(Data records for software interfaces)
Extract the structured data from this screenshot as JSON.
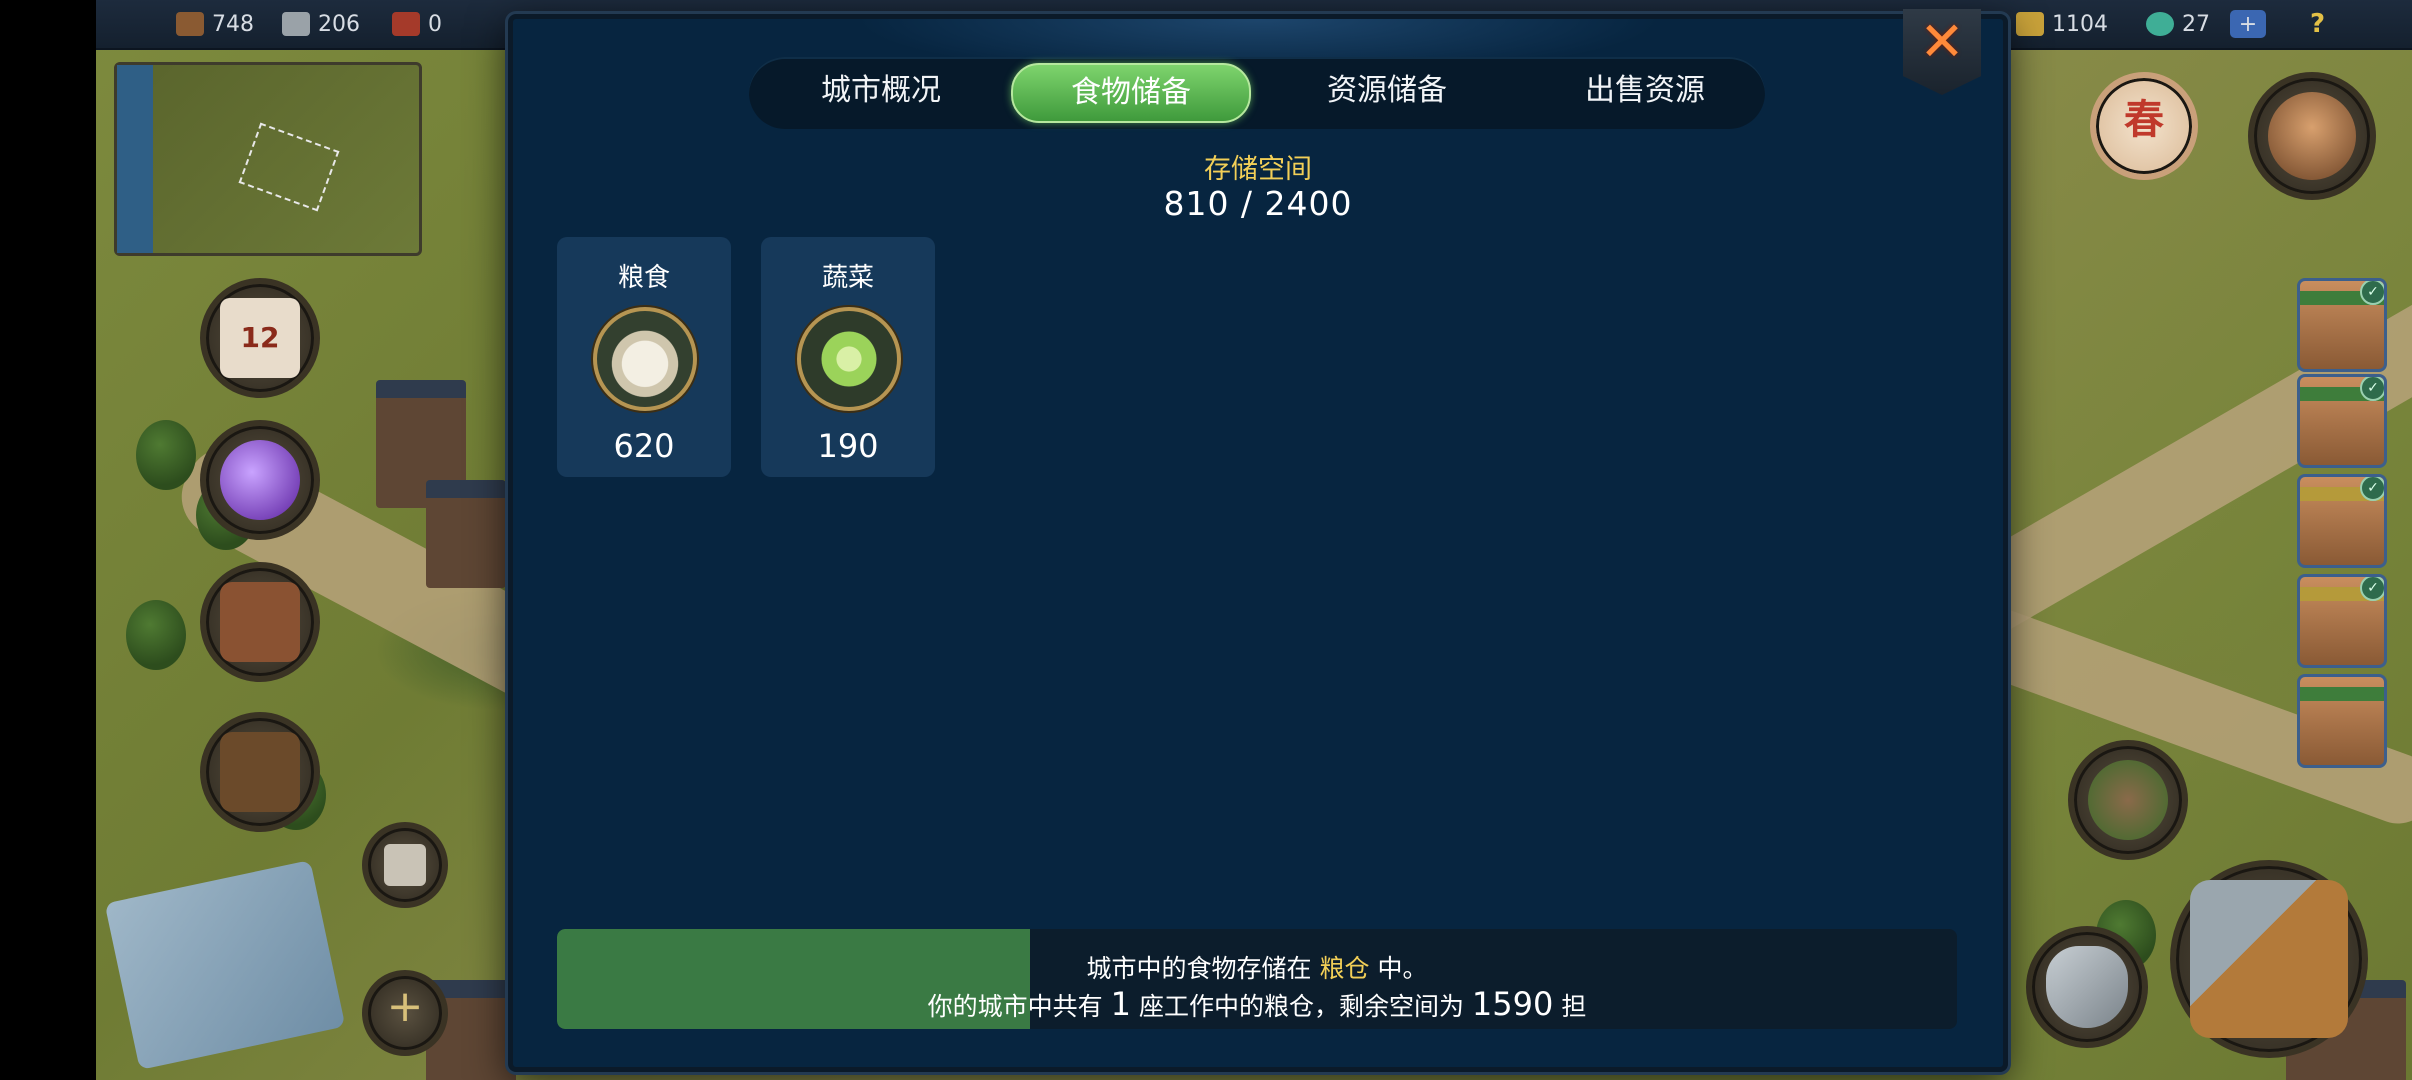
{
  "topbar": {
    "resources_left": [
      {
        "name": "wood-icon",
        "value": "748"
      },
      {
        "name": "stone-icon",
        "value": "206"
      },
      {
        "name": "brick-icon",
        "value": "0"
      }
    ],
    "resources_right": [
      {
        "name": "gold-icon",
        "value": "1104"
      },
      {
        "name": "gem-icon",
        "value": "27"
      }
    ],
    "add_label": "+",
    "help_label": "?"
  },
  "hud": {
    "calendar_day": "12",
    "season_label": "春",
    "build_add_label": "+"
  },
  "modal": {
    "tabs": [
      {
        "label": "城市概况",
        "active": false
      },
      {
        "label": "食物储备",
        "active": true
      },
      {
        "label": "资源储备",
        "active": false
      },
      {
        "label": "出售资源",
        "active": false
      }
    ],
    "close_icon": "close-icon",
    "storage_label": "存储空间",
    "storage_value": "810 / 2400",
    "storage_fraction": 0.3375,
    "items": [
      {
        "name": "粮食",
        "quantity": "620",
        "icon": "grain-sack-icon"
      },
      {
        "name": "蔬菜",
        "quantity": "190",
        "icon": "cabbage-icon"
      }
    ],
    "info": {
      "line1_pre": "城市中的食物存储在",
      "line1_highlight": "粮仓",
      "line1_post": "中。",
      "line2_pre": "你的城市中共有",
      "line2_count": "1",
      "line2_mid": "座工作中的粮仓，剩余空间为",
      "line2_space": "1590",
      "line2_unit": "担"
    },
    "colors": {
      "accent_green": "#4fae46",
      "highlight_yellow": "#f2cf57",
      "panel_blue": "#072540",
      "close_orange": "#ff8a3a"
    }
  }
}
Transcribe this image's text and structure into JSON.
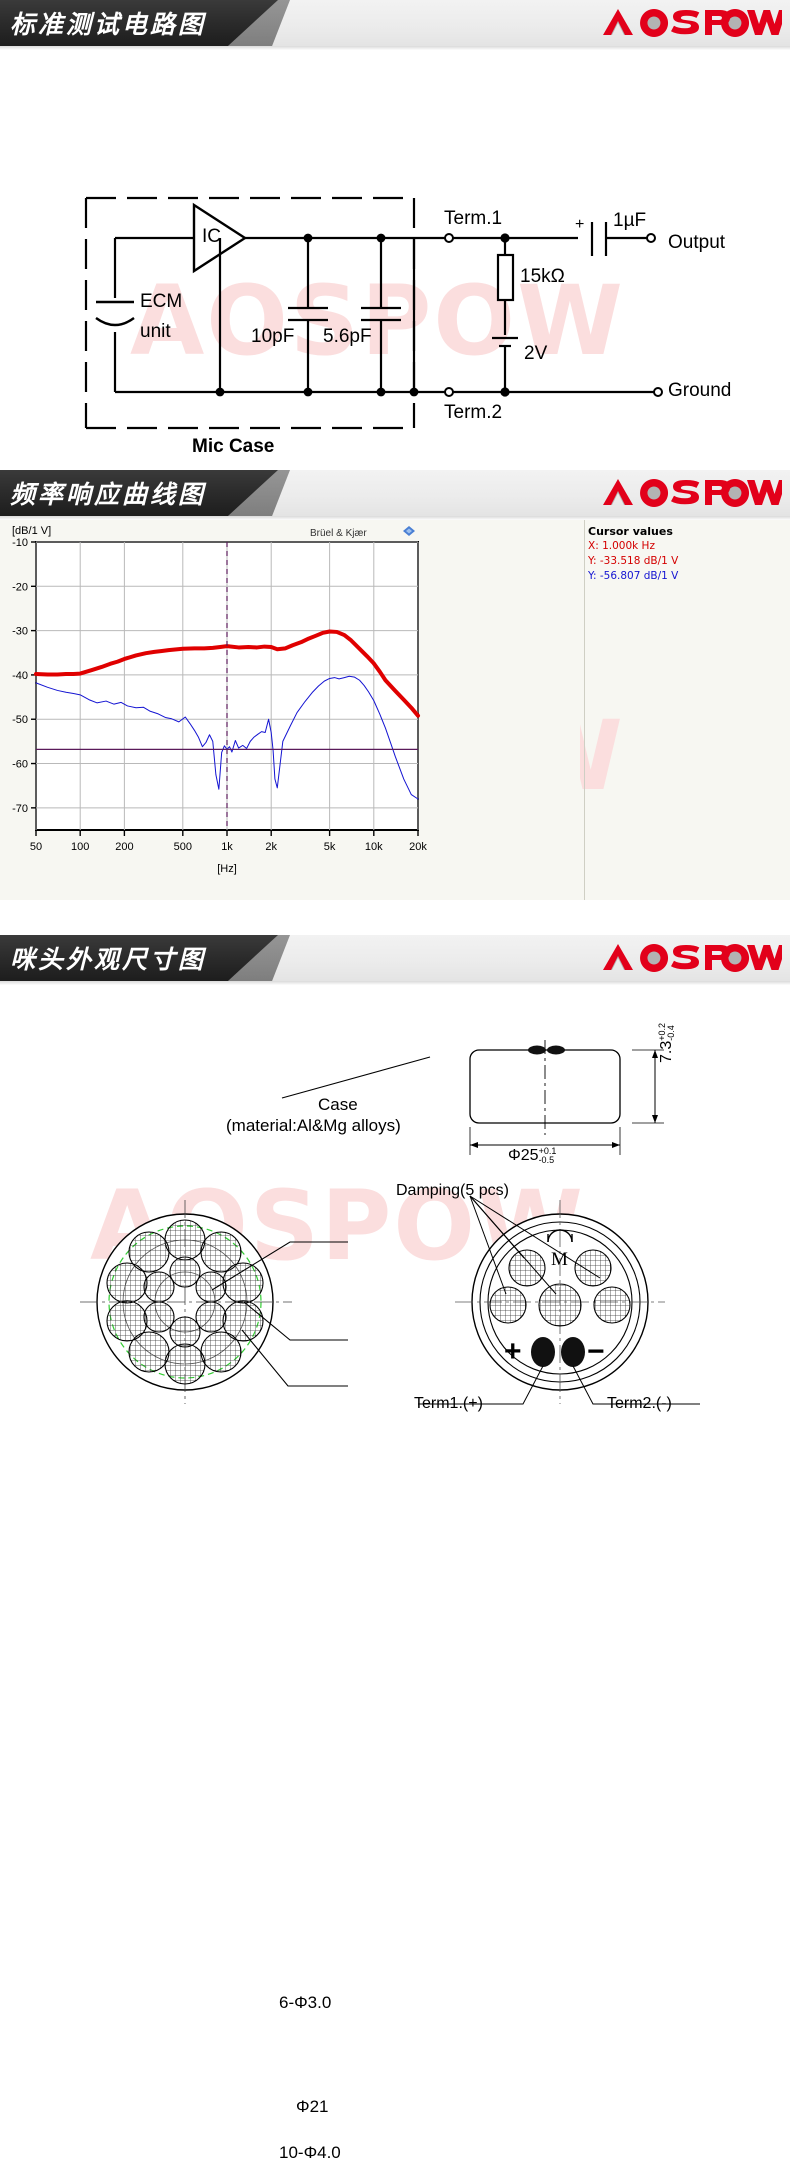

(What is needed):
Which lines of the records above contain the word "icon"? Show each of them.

(Reply):
        "name": "wood-icon",
        "name": "stone-icon",
        "name": "brick-icon",
        "name": "gold-icon",
        "name": "gem-icon",
    "close_icon": "close-icon",
        "icon": "grain-sack-icon"
        "icon": "cabbage-icon"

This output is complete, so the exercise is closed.